In my post Shampoo Day, I mentioned that I had stopped using store bought shampoo and had switched to black soap. I invited anyone who wanted to know why I had made that decision to leave a comment saying so. That was because as I did not want to make the Shampoo Day post too long by explaining my transition to black soap. Adaeze left such a comment so here’s the post.
In my journey as a “naturalista”, I find that I am constantly adjusting my choices. One such adjustment was the decision to stop using commercial shampoo for my hair. At the time I made this decision, I was using Motion’s Lavish Conditioning Shampoo.
Here are the ingredients that this shampoo contains:
Aqua, Sodium Lauryl Sulfate, Cocamidopropyl Betaine, PPG-5-Ceteth-10 Phosphate, Disodium Cocoamphodipropionate, PEG-30 Glyceryl Cocoate, Hydrolyzed Keratin, Hydrolyzed Silk Serica, Cocotrimonium Chloride, Glycol Distearate, Sodium C14-17 Alkyl Sec Sulfonate, Propylene Glycol, PEG-120 Methyl Glucose Dioleate , PEG-12 Dimethicone, Polyquaternium-10, Citric Acid, Methylparaben, Propylparaben, Diazolidinyl Urea, Linalool, Fragrance Parfum.
Although, I dumped this product because of almost all of their ingredients are unsafe, I will just take a minute to talk about the ingredient highlighted in red: Sodium Lauryl Sulfate (SLS). I will also speak on its close relation: Sodium Laureth Sulfate (SLES).
They are known skin and eye irritants. They are also known to be drying to skin and hair. You may ask why manufacturers still use them in formulating body products since they are known irritants. The quick answer is that SLSs and SLESs are used because they are cheap surfactants. They give you loads of suds for a penny. For that reason, any concerns regarding the health of consumers are chucked out the window.
There have been several published reports in scientific journals about SLSs and SLESs. They are known to make the proteins on the skin more soluble thus leaving the skin more permeable and making the skin a corridor through which environmental contaminants get into the body. That is like leaving the door to your house open for all and sundry to come in at will.
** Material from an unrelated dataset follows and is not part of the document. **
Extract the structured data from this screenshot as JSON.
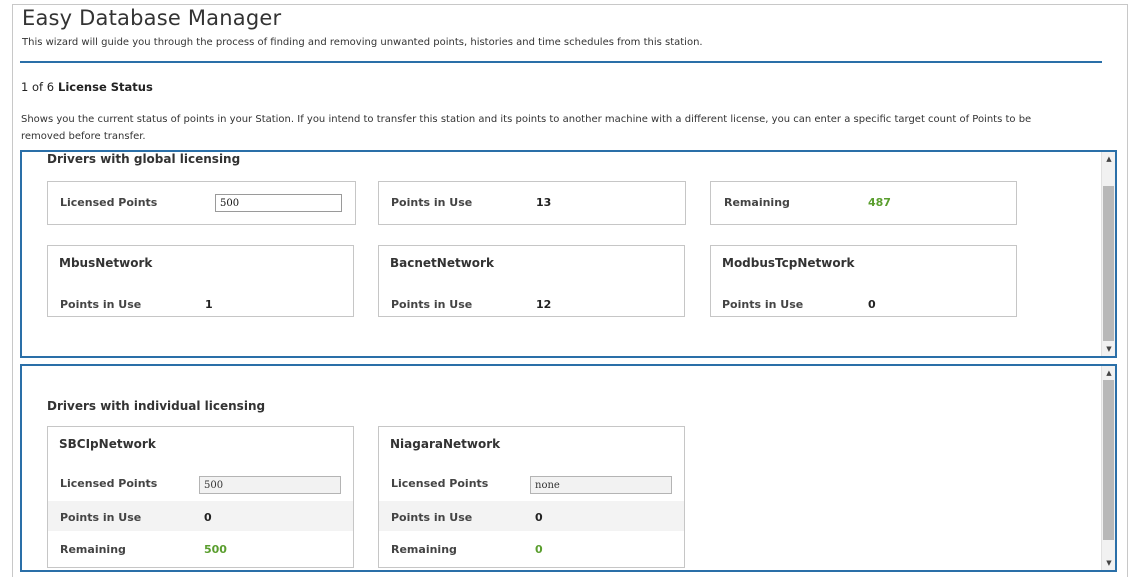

SLESs are less irritating than SLSs but stay in the body longer because they cannot be metabolized by the liver. Just by gaining contact with the skin, they enter the body and maintain residual levels in the heart, the liver, the lungs and the brain. This is scary when one learns that SLS and SLES are also linked with a known carcinogen (a substance or agent causing cancer) called 1, 4-Dioxane.
Now if you are merely interested in the beauty side of things especially regarding shampoos, SLSs and SLESs dry your hair out by stripping it of its natural oils. This leaves hair weak and may even cause hair loss.
By the way, if you think that washing off the shampoo really well will save your hair, the very next ingredient on the list: Cocamidopropyl Betaine is what is known as a penetration enhancer which means that its work is to ensure that the active ingredients (along with other ingredients of course) are delivered efficiently to hair/skin. That way, the product is not just left on the hair shaft, it penetrates into the hair shaft.
Here is a short list of products that contain our SLSs and SLESs. You will begin to get a real idea of how difficult it is to avoid them because they are in:
• laundry detergent
• skin and facial cleansers
• children’s soap and shampoos
and much much more. Also, they can be listed with different chemical names depending on the manufacturer. I believe SLES and SLS have about 150 other names they are known by.
There are now shampoos commercially available that do not have any SLS or SLES in them. These are however not available in Nigeria (at least I have not found any here).
I use black soap (which is a great soap) as a shampoo and for bathing. It is sudsy without the help of irritating SLSs and SLESs and best of all it is all natural. Barks, stems and leaves of plants like plantain, cocoa are used in the preparation of black soap and they impart their goodness to the soap.
I tend to buy the local one that is wrapped in paper and then mix it with ingredients that I specifically want in my soap, depending on my mood when I am mixing. The last batch I made, got some coconut oil, aloe vera gel and lavender essential oil mixed in….smells good and feels great on the skin.
References: Final Report on the Safety Assessment of Sodium Lauryl Sulfate, JOURNAL OF THE AMERICAN COLLEGE OF TOXICOLOGY, Volume 2. Number 7, 1983.